* _Exercise data_

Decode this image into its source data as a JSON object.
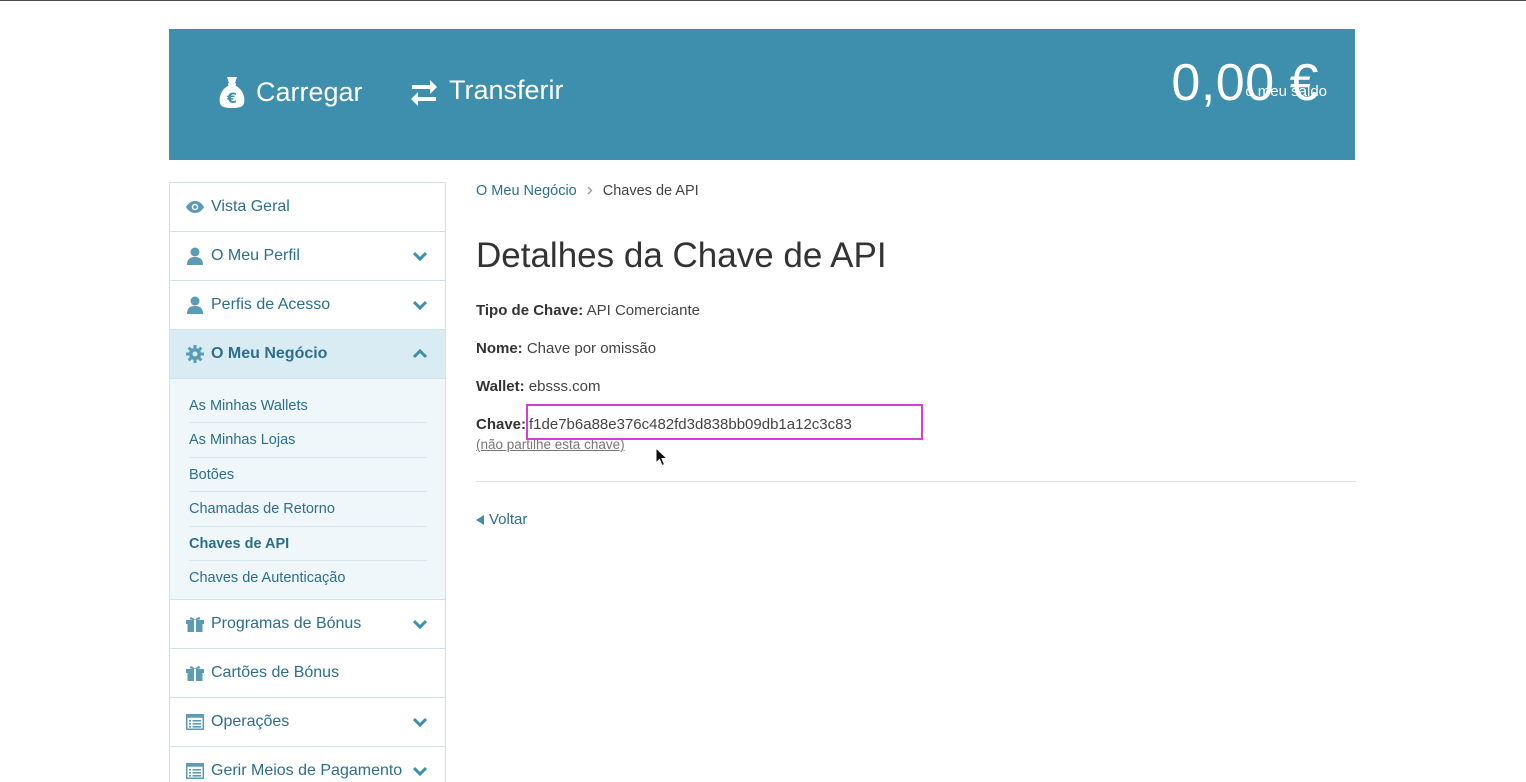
{
  "header": {
    "load_label": "Carregar",
    "transfer_label": "Transferir",
    "balance_amount": "0,00 €",
    "balance_label": "o meu saldo",
    "icons": {
      "load": "money-bag-euro-icon",
      "transfer": "transfer-arrows-icon"
    },
    "color": "#3d8fad"
  },
  "sidebar": {
    "items": [
      {
        "label": "Vista Geral",
        "icon": "eye-icon"
      },
      {
        "label": "O Meu Perfil",
        "icon": "user-icon"
      },
      {
        "label": "Perfis de Acesso",
        "icon": "user-icon"
      },
      {
        "label": "O Meu Negócio",
        "icon": "gear-icon"
      },
      {
        "label": "Programas de Bónus",
        "icon": "gift-icon"
      },
      {
        "label": "Cartões de Bónus",
        "icon": "gift-icon"
      },
      {
        "label": "Operações",
        "icon": "list-icon"
      },
      {
        "label": "Gerir Meios de Pagamento",
        "icon": "list-icon"
      }
    ],
    "subitems": [
      {
        "label": "As Minhas Wallets"
      },
      {
        "label": "As Minhas Lojas"
      },
      {
        "label": "Botões"
      },
      {
        "label": "Chamadas de Retorno"
      },
      {
        "label": "Chaves de API"
      },
      {
        "label": "Chaves de Autenticação"
      }
    ]
  },
  "breadcrumb": {
    "parent": "O Meu Negócio",
    "current": "Chaves de API"
  },
  "main": {
    "title": "Detalhes da Chave de API",
    "fields": {
      "type_label": "Tipo de Chave:",
      "type_value": "API Comerciante",
      "name_label": "Nome:",
      "name_value": "Chave por omissão",
      "wallet_label": "Wallet:",
      "wallet_value": "ebsss.com",
      "key_label": "Chave:",
      "key_value": "f1de7b6a88e376c482fd3d838bb09db1a12c3c83"
    },
    "warning": "(não partilhe esta chave)",
    "back_label": "Voltar"
  }
}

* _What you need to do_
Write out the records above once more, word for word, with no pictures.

* _Output of the exercise_
Decode this image into its source data as a JSON object.
{
  "header": {
    "load_label": "Carregar",
    "transfer_label": "Transferir",
    "balance_amount": "0,00 €",
    "balance_label": "o meu saldo",
    "icons": {
      "load": "money-bag-euro-icon",
      "transfer": "transfer-arrows-icon"
    },
    "color": "#3d8fad"
  },
  "sidebar": {
    "items": [
      {
        "label": "Vista Geral",
        "icon": "eye-icon"
      },
      {
        "label": "O Meu Perfil",
        "icon": "user-icon"
      },
      {
        "label": "Perfis de Acesso",
        "icon": "user-icon"
      },
      {
        "label": "O Meu Negócio",
        "icon": "gear-icon"
      },
      {
        "label": "Programas de Bónus",
        "icon": "gift-icon"
      },
      {
        "label": "Cartões de Bónus",
        "icon": "gift-icon"
      },
      {
        "label": "Operações",
        "icon": "list-icon"
      },
      {
        "label": "Gerir Meios de Pagamento",
        "icon": "list-icon"
      }
    ],
    "subitems": [
      {
        "label": "As Minhas Wallets"
      },
      {
        "label": "As Minhas Lojas"
      },
      {
        "label": "Botões"
      },
      {
        "label": "Chamadas de Retorno"
      },
      {
        "label": "Chaves de API"
      },
      {
        "label": "Chaves de Autenticação"
      }
    ]
  },
  "breadcrumb": {
    "parent": "O Meu Negócio",
    "current": "Chaves de API"
  },
  "main": {
    "title": "Detalhes da Chave de API",
    "fields": {
      "type_label": "Tipo de Chave:",
      "type_value": "API Comerciante",
      "name_label": "Nome:",
      "name_value": "Chave por omissão",
      "wallet_label": "Wallet:",
      "wallet_value": "ebsss.com",
      "key_label": "Chave:",
      "key_value": "f1de7b6a88e376c482fd3d838bb09db1a12c3c83"
    },
    "warning": "(não partilhe esta chave)",
    "back_label": "Voltar"
  }
}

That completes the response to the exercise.